MACDOWELL, EDWARD. (1860-1908). American composer, pianist and teacher. DS. (“E.A. MacDowell”). 1p. Oblong 8vo. New York City, October 2, 1899. A partially-printed document signed by MacDowell acknowledging that ANGELA DILLER (1877-1968) is qualified to attend “Course 1.5” in Columbia University’s Department of Music. On Columbia University stationery.
After studying in Germany and earning Franz Liszt’s recognition, MacDowell returned to the United States to make name for himself as a pianist and composer. In May 1896, MacDowell became Columbia University’s first professor of music. In addition to teaching, he continued to conduct, perform and compose, producing some of his finest piano works, including Sea Pieces (Op. 55), the Third (“Norse”) Sonata (Op. 57) and Fireside Tales (Op. 61). MacDowell resigned from Columbia in 1904 after conflicts with university president Nicholas Murray Butler regarding the establishment of a fine arts program at the university.

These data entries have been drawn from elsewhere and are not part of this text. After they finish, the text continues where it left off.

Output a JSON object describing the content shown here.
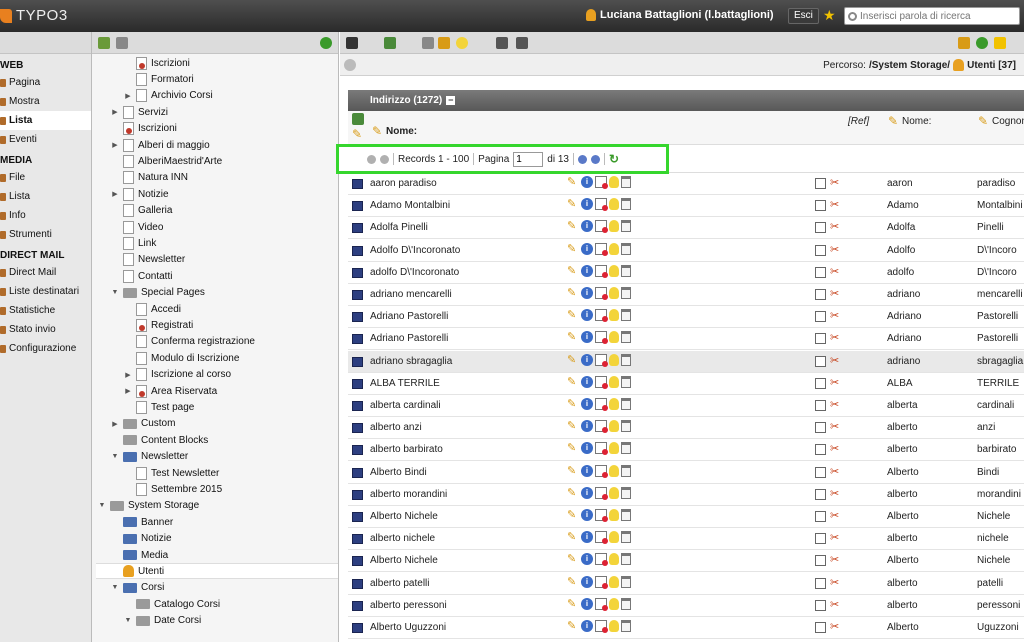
{
  "app": {
    "logo_text": "TYPO3"
  },
  "topbar": {
    "user_name": "Luciana Battaglioni (l.battaglioni)",
    "logout_label": "Esci",
    "search_placeholder": "Inserisci parola di ricerca"
  },
  "modules": [
    {
      "type": "head",
      "label": "WEB"
    },
    {
      "type": "item",
      "label": "Pagina"
    },
    {
      "type": "item",
      "label": "Mostra"
    },
    {
      "type": "item",
      "label": "Lista",
      "active": true
    },
    {
      "type": "item",
      "label": "Eventi"
    },
    {
      "type": "head",
      "label": "MEDIA"
    },
    {
      "type": "item",
      "label": "File"
    },
    {
      "type": "item",
      "label": "Lista"
    },
    {
      "type": "item",
      "label": "Info"
    },
    {
      "type": "item",
      "label": "Strumenti"
    },
    {
      "type": "head",
      "label": "DIRECT MAIL"
    },
    {
      "type": "item",
      "label": "Direct Mail"
    },
    {
      "type": "item",
      "label": "Liste destinatari"
    },
    {
      "type": "item",
      "label": "Statistiche"
    },
    {
      "type": "item",
      "label": "Stato invio"
    },
    {
      "type": "item",
      "label": "Configurazione"
    }
  ],
  "tree": [
    {
      "label": "Iscrizioni",
      "level": 2,
      "icon": "page-red",
      "arrow": ""
    },
    {
      "label": "Formatori",
      "level": 2,
      "icon": "page",
      "arrow": ""
    },
    {
      "label": "Archivio Corsi",
      "level": 2,
      "icon": "page",
      "arrow": "▶"
    },
    {
      "label": "Servizi",
      "level": 1,
      "icon": "page",
      "arrow": "▶"
    },
    {
      "label": "Iscrizioni",
      "level": 1,
      "icon": "page-red",
      "arrow": ""
    },
    {
      "label": "Alberi di maggio",
      "level": 1,
      "icon": "page",
      "arrow": "▶"
    },
    {
      "label": "AlberiMaestrid'Arte",
      "level": 1,
      "icon": "page",
      "arrow": ""
    },
    {
      "label": "Natura INN",
      "level": 1,
      "icon": "page",
      "arrow": ""
    },
    {
      "label": "Notizie",
      "level": 1,
      "icon": "page",
      "arrow": "▶"
    },
    {
      "label": "Galleria",
      "level": 1,
      "icon": "page",
      "arrow": ""
    },
    {
      "label": "Video",
      "level": 1,
      "icon": "page",
      "arrow": ""
    },
    {
      "label": "Link",
      "level": 1,
      "icon": "page",
      "arrow": ""
    },
    {
      "label": "Newsletter",
      "level": 1,
      "icon": "page",
      "arrow": ""
    },
    {
      "label": "Contatti",
      "level": 1,
      "icon": "page",
      "arrow": ""
    },
    {
      "label": "Special Pages",
      "level": 1,
      "icon": "folder",
      "arrow": "▼"
    },
    {
      "label": "Accedi",
      "level": 2,
      "icon": "page",
      "arrow": ""
    },
    {
      "label": "Registrati",
      "level": 2,
      "icon": "page-red",
      "arrow": ""
    },
    {
      "label": "Conferma registrazione",
      "level": 2,
      "icon": "page",
      "arrow": ""
    },
    {
      "label": "Modulo di Iscrizione",
      "level": 2,
      "icon": "page",
      "arrow": ""
    },
    {
      "label": "Iscrizione al corso",
      "level": 2,
      "icon": "page",
      "arrow": "▶"
    },
    {
      "label": "Area Riservata",
      "level": 2,
      "icon": "page-red",
      "arrow": "▶"
    },
    {
      "label": "Test page",
      "level": 2,
      "icon": "page",
      "arrow": ""
    },
    {
      "label": "Custom",
      "level": 1,
      "icon": "folder",
      "arrow": "▶"
    },
    {
      "label": "Content Blocks",
      "level": 1,
      "icon": "folder",
      "arrow": ""
    },
    {
      "label": "Newsletter",
      "level": 1,
      "icon": "folder-blue",
      "arrow": "▼"
    },
    {
      "label": "Test Newsletter",
      "level": 2,
      "icon": "page",
      "arrow": ""
    },
    {
      "label": "Settembre 2015",
      "level": 2,
      "icon": "page",
      "arrow": ""
    },
    {
      "label": "System Storage",
      "level": 0,
      "icon": "folder",
      "arrow": "▼"
    },
    {
      "label": "Banner",
      "level": 1,
      "icon": "folder-blue",
      "arrow": ""
    },
    {
      "label": "Notizie",
      "level": 1,
      "icon": "folder-blue",
      "arrow": ""
    },
    {
      "label": "Media",
      "level": 1,
      "icon": "folder-blue",
      "arrow": ""
    },
    {
      "label": "Utenti",
      "level": 1,
      "icon": "user",
      "arrow": "",
      "selected": true
    },
    {
      "label": "Corsi",
      "level": 1,
      "icon": "folder-blue",
      "arrow": "▼"
    },
    {
      "label": "Catalogo Corsi",
      "level": 2,
      "icon": "folder",
      "arrow": ""
    },
    {
      "label": "Date Corsi",
      "level": 2,
      "icon": "folder",
      "arrow": "▼"
    }
  ],
  "path": {
    "prefix": "Percorso:",
    "text": "/System Storage/",
    "current": "Utenti [37]"
  },
  "panel": {
    "title": "Indirizzo (1272)",
    "name_header": "Nome:",
    "ref_header": "[Ref]",
    "first_header": "Nome:",
    "last_header": "Cognom"
  },
  "pagination": {
    "records": "Records 1 - 100",
    "page_label": "Pagina",
    "page_value": "1",
    "of_label": "di 13"
  },
  "rows": [
    {
      "name": "aaron paradiso",
      "first": "aaron",
      "last": "paradiso"
    },
    {
      "name": "Adamo Montalbini",
      "first": "Adamo",
      "last": "Montalbini"
    },
    {
      "name": "Adolfa Pinelli",
      "first": "Adolfa",
      "last": "Pinelli"
    },
    {
      "name": "Adolfo D\\'Incoronato",
      "first": "Adolfo",
      "last": "D\\'Incoro"
    },
    {
      "name": "adolfo D\\'Incoronato",
      "first": "adolfo",
      "last": "D\\'Incoro"
    },
    {
      "name": "adriano mencarelli",
      "first": "adriano",
      "last": "mencarelli"
    },
    {
      "name": "Adriano Pastorelli",
      "first": "Adriano",
      "last": "Pastorelli"
    },
    {
      "name": "Adriano Pastorelli",
      "first": "Adriano",
      "last": "Pastorelli"
    },
    {
      "name": "adriano sbragaglia",
      "first": "adriano",
      "last": "sbragaglia",
      "hover": true
    },
    {
      "name": "ALBA TERRILE",
      "first": "ALBA",
      "last": "TERRILE"
    },
    {
      "name": "alberta cardinali",
      "first": "alberta",
      "last": "cardinali"
    },
    {
      "name": "alberto anzi",
      "first": "alberto",
      "last": "anzi"
    },
    {
      "name": "alberto barbirato",
      "first": "alberto",
      "last": "barbirato"
    },
    {
      "name": "Alberto Bindi",
      "first": "Alberto",
      "last": "Bindi"
    },
    {
      "name": "alberto morandini",
      "first": "alberto",
      "last": "morandini"
    },
    {
      "name": "Alberto Nichele",
      "first": "Alberto",
      "last": "Nichele"
    },
    {
      "name": "alberto nichele",
      "first": "alberto",
      "last": "nichele"
    },
    {
      "name": "Alberto Nichele",
      "first": "Alberto",
      "last": "Nichele"
    },
    {
      "name": "alberto patelli",
      "first": "alberto",
      "last": "patelli"
    },
    {
      "name": "alberto peressoni",
      "first": "alberto",
      "last": "peressoni"
    },
    {
      "name": "Alberto Uguzzoni",
      "first": "Alberto",
      "last": "Uguzzoni"
    }
  ]
}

MacDowell’s health rapidly declined into complete dementia, possibly due to the chronic use of bromide sedatives; he died at the age of 48.